Further, colleges have not escaped the adverse fiscal impact of the pandemic that has impacted most, and many institutions will have less resources to offer the same financial assistance that they have had in the past for future applicants and current students. It may become more commonplace for colleges to practice less “needs-blind” admissions policies in favor of those applicants who require less aid from the school. Thus, a well-funded 529 account may also serve to enhance an applicant’s acceptance at more desirable colleges.
What to Do With 529 Plan Accounts
When debating how to now proceed, one should recognize that 529 accounts’ benefits are realized in the future, i.e., years after they are established and funded. Given that the primary benefit of 529 plans is tax deferred earnings that can also be withdrawn tax-free, accounts being funded now are likely to be applied 5, 10, 15 or even further years from now. One should not speculate that policies that might be put in place this year or next, or the on-campus experience of 2020 and 2021 will be applicable to years in the future. In other words, 529 accounts are part of planning today for costs in the future and not meant to be funded today for today’s experience during the pandemic.
A more immediate impact on 529 participants may be the anticipated near-term increase in taxes. As a tax-advantaged investment account, the benefit of 529 plans will rise significantly when both increased income and estate taxes are implemented. 529 plans are the only tax-deferred solution that allows generous funding levels (many plans allow for over $500,000 per beneficiary/account to be funded) for all to participate, i.e., without income or age limits, while removing assets from the contributors’ taxable estate, though allowing the account owner daily access, liquidity and control.
Further, an important consideration is recognizing that funding one’s 529 investment account is not an irrevocable commitment but rather giving the account owner an option to be better prepared for future educational expenses. Thus, the account owner’s control over and flexibility with 529 accounts is key during these uncertain times and one should disabuse the notion that this is the kids’ savings account, similar to a custodial account.
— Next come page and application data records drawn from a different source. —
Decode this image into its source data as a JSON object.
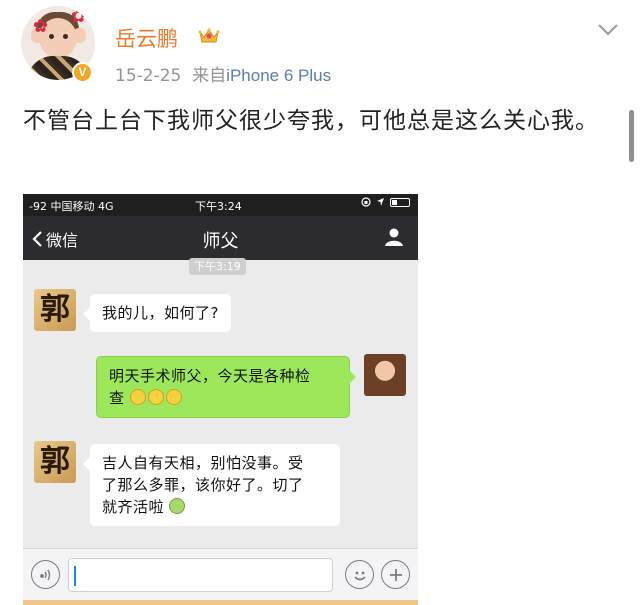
{
  "post": {
    "username": "岳云鹏",
    "date": "15-2-25",
    "source_prefix": "来自",
    "source_device": "iPhone 6 Plus",
    "text": "不管台上台下我师父很少夸我，可他总是这么关心我。",
    "verified_badge": "V"
  },
  "screenshot": {
    "status": {
      "carrier": "-92 中国移动  4G",
      "time": "下午3:24"
    },
    "nav": {
      "back_label": "微信",
      "title": "师父"
    },
    "timestamp": "下午3:19",
    "messages": [
      {
        "side": "left",
        "avatar_text": "郭",
        "text": "我的儿，如何了?"
      },
      {
        "side": "right",
        "text_line1": "明天手术师父，今天是各种检",
        "text_line2": "查"
      },
      {
        "side": "left",
        "avatar_text": "郭",
        "text_line1": "吉人自有天相，别怕没事。受",
        "text_line2": "了那么多罪，该你好了。切了",
        "text_line3": "就齐活啦"
      }
    ]
  },
  "colors": {
    "username": "#eb7b29",
    "source_link": "#5b7fad",
    "wechat_green": "#9de85a",
    "nav_bg": "#2c2c30"
  },
  "icons": [
    "chevron-down-icon",
    "crown-icon",
    "back-chevron-icon",
    "person-icon",
    "voice-icon",
    "emoji-icon",
    "plus-icon"
  ]
}
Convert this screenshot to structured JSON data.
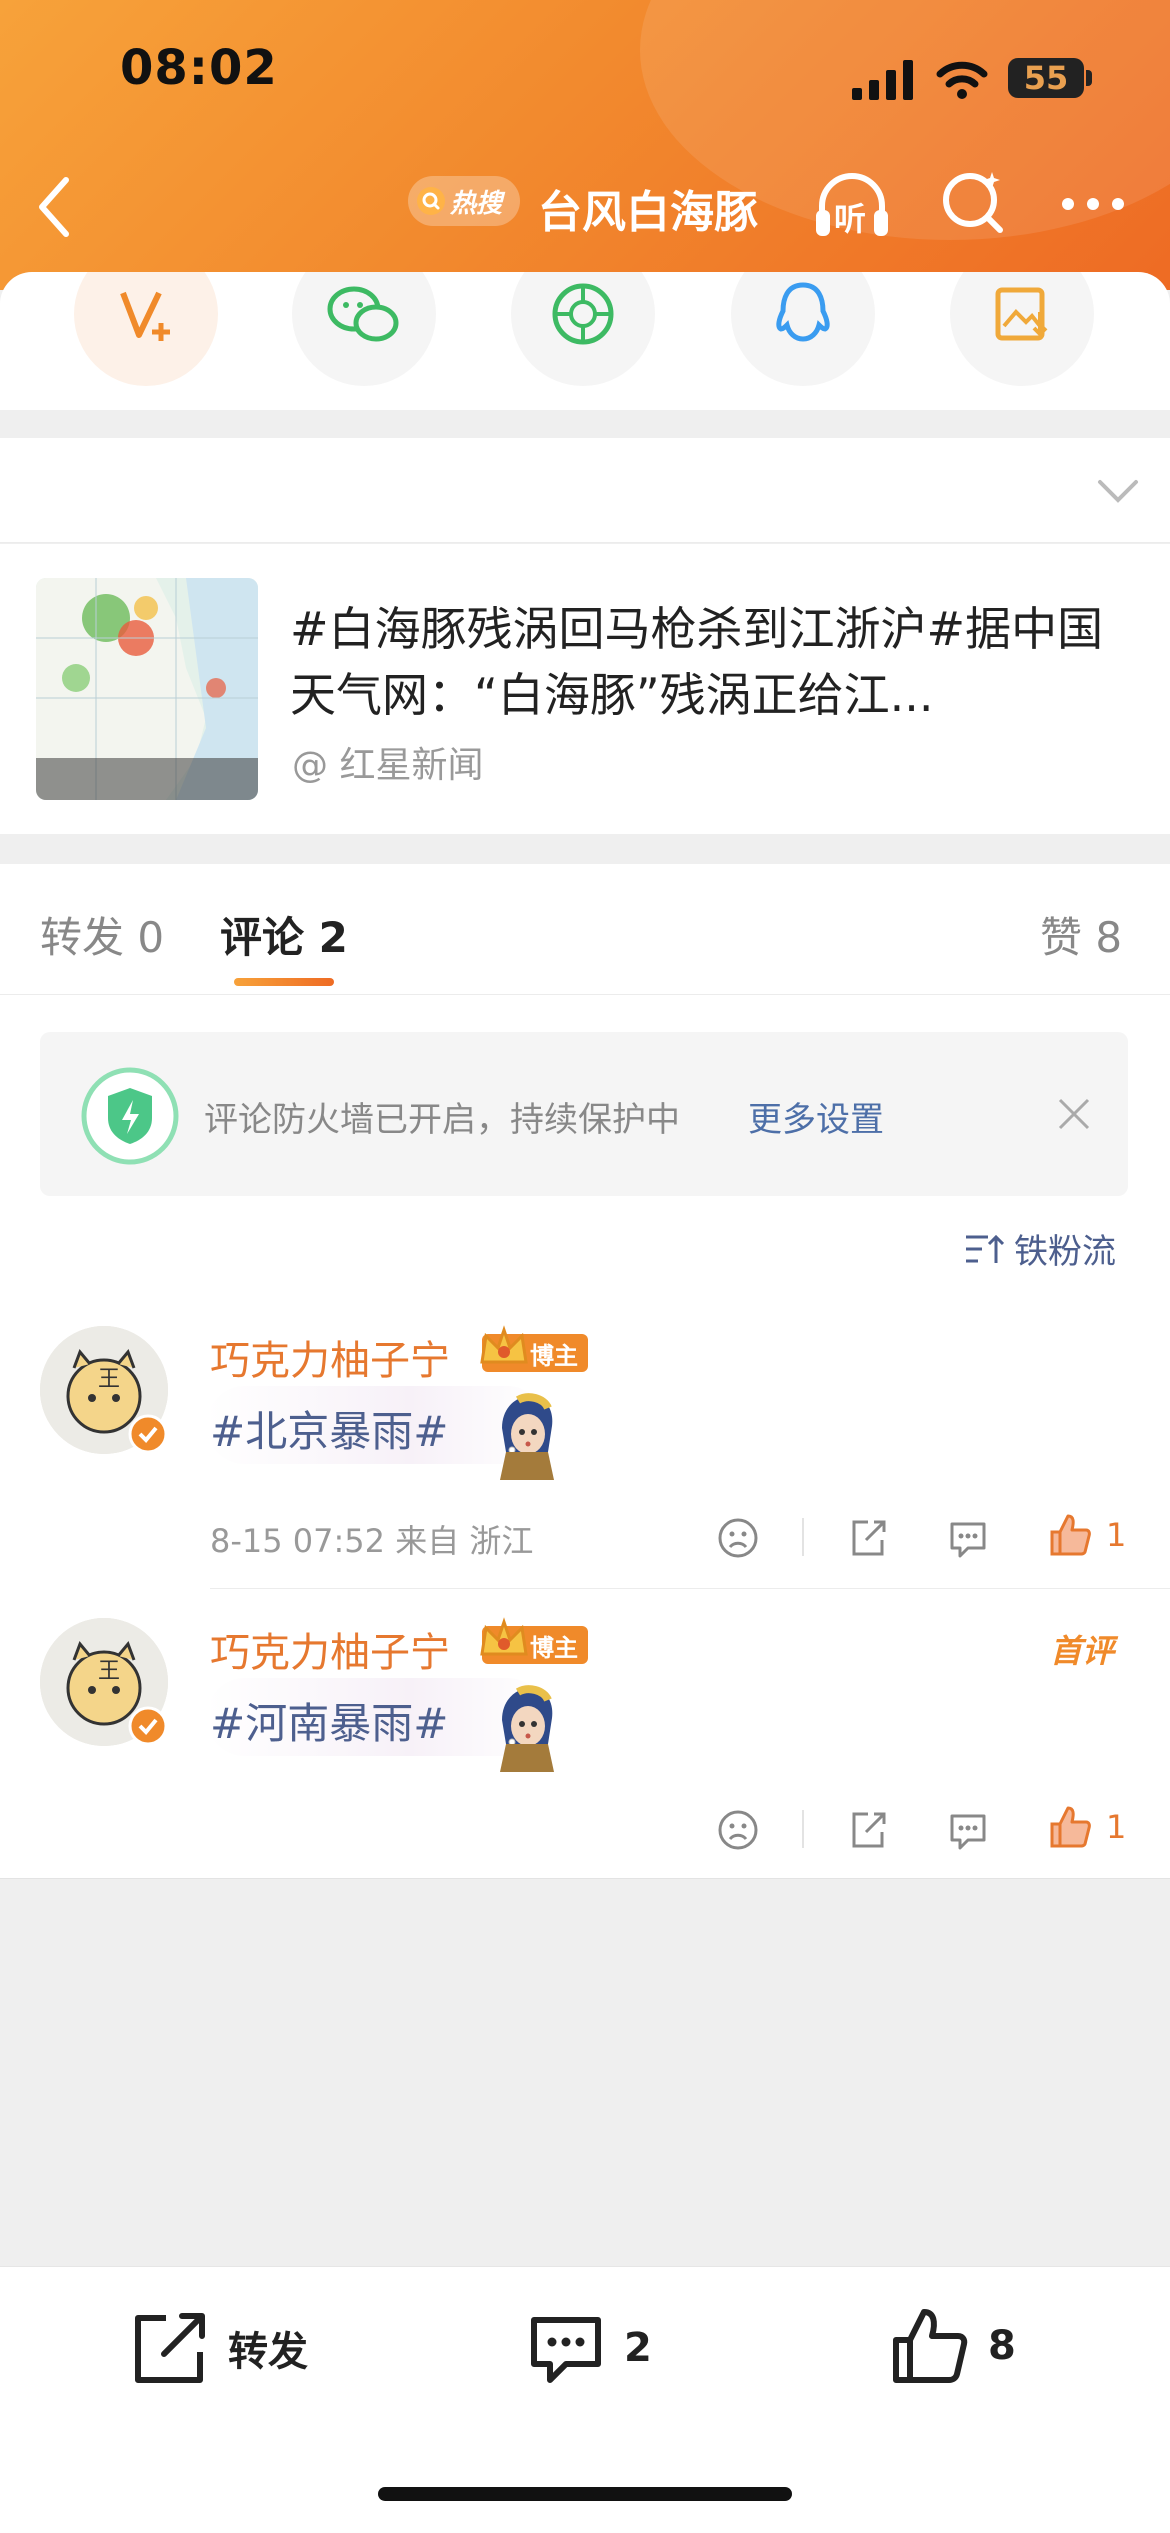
{
  "status_bar": {
    "time": "08:02",
    "battery": "55"
  },
  "nav": {
    "hot_badge": "热搜",
    "title": "台风白海豚",
    "listen_label": "听"
  },
  "share_sheet": {
    "items": [
      "vplus-icon",
      "wechat-icon",
      "moments-icon",
      "qq-icon",
      "save-image-icon"
    ]
  },
  "post": {
    "text": "#白海豚残涡回马枪杀到江浙沪#据中国天气网：“白海豚”残涡正给江...",
    "source": "@ 红星新闻"
  },
  "tabs": {
    "repost": "转发 0",
    "comment": "评论 2",
    "like": "赞 8"
  },
  "firewall": {
    "text": "评论防火墙已开启，持续保护中",
    "link": "更多设置"
  },
  "sort": {
    "label": "铁粉流"
  },
  "comments": [
    {
      "username": "巧克力柚子宁",
      "badge": "博主",
      "text": "#北京暴雨#",
      "meta": "8-15 07:52 来自 浙江",
      "likes": "1"
    },
    {
      "username": "巧克力柚子宁",
      "badge": "博主",
      "text": "#河南暴雨#",
      "first_label": "首评",
      "likes": "1"
    }
  ],
  "bottom_bar": {
    "repost": "转发",
    "comment_count": "2",
    "like_count": "8"
  },
  "colors": {
    "header_start": "#f7a23a",
    "header_end": "#ee6b24",
    "accent": "#e6782f",
    "topic": "#4d5f8e",
    "link": "#4d6fa8"
  }
}
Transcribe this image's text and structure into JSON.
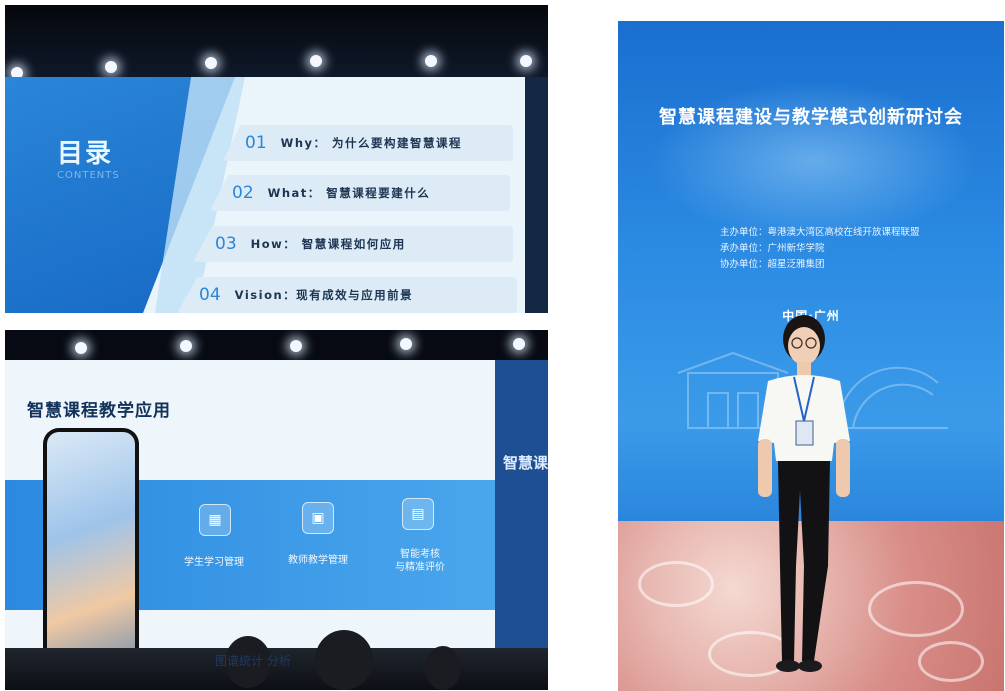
{
  "photo1": {
    "title": "目录",
    "subtitle": "CONTENTS",
    "items": [
      {
        "num": "01",
        "text": "Why： 为什么要构建智慧课程"
      },
      {
        "num": "02",
        "text": "What： 智慧课程要建什么"
      },
      {
        "num": "03",
        "text": "How： 智慧课程如何应用"
      },
      {
        "num": "04",
        "text": "Vision：现有成效与应用前景"
      }
    ]
  },
  "photo2": {
    "title": "智慧课程教学应用",
    "side_text": "智慧课",
    "features": [
      {
        "icon": "student-management-icon",
        "label_line1": "学生学习管理",
        "label_line2": ""
      },
      {
        "icon": "teacher-management-icon",
        "label_line1": "教师教学管理",
        "label_line2": ""
      },
      {
        "icon": "assessment-icon",
        "label_line1": "智能考核",
        "label_line2": "与精准评价"
      }
    ],
    "footer": "图谱统计 分析"
  },
  "photo3": {
    "title": "智慧课程建设与教学模式创新研讨会",
    "organizers": [
      "主办单位：粤港澳大湾区高校在线开放课程联盟",
      "承办单位：广州新华学院",
      "协办单位：超星泛雅集团"
    ],
    "city": "中国·广州"
  },
  "colors": {
    "slide_blue": "#2b8ae0",
    "banner_blue": "#1a75d2",
    "carpet": "#d98e89"
  }
}
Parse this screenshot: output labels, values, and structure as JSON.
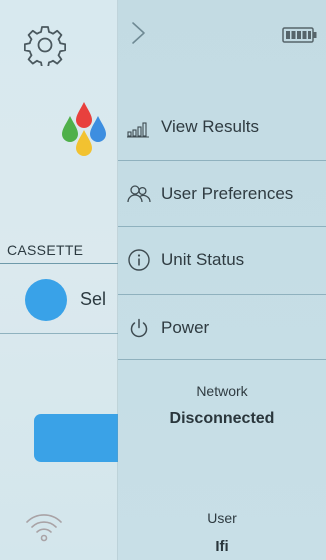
{
  "home": {
    "cassette_label": "CASSETTE",
    "cassette_select_text": "Sel",
    "icons": {
      "settings": "gear-icon",
      "logo": "color-drops-logo-icon",
      "wifi": "wifi-icon"
    }
  },
  "menu": {
    "icons": {
      "back": "chevron-right-icon",
      "battery": "battery-icon"
    },
    "items": [
      {
        "label": "View Results",
        "icon": "bar-chart-icon"
      },
      {
        "label": "User Preferences",
        "icon": "users-icon"
      },
      {
        "label": "Unit Status",
        "icon": "info-icon"
      },
      {
        "label": "Power",
        "icon": "power-icon"
      }
    ],
    "network": {
      "title": "Network",
      "status": "Disconnected"
    },
    "user": {
      "title": "User",
      "name": "Ifi"
    }
  },
  "colors": {
    "accent_blue": "#39a2e8",
    "menu_background": "#c5dde5",
    "home_background": "#dbe9ee",
    "text": "#2f3b41",
    "divider": "#8fb1be",
    "drop_red": "#e8403d",
    "drop_blue": "#3d8ee0",
    "drop_green": "#4fb04a",
    "drop_yellow": "#f2c230"
  }
}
In summary, the current legislative prognosis and pandemic environment should not be perceived as a good reason to not start, or to stop, funding a 529 account for future education expenses. In fact, if past experience is any indication, education costs will continue to rise and Congress will continue to expand the benefits of 529 plans thereby further rewarding those who choose to save and invest now even more in the future.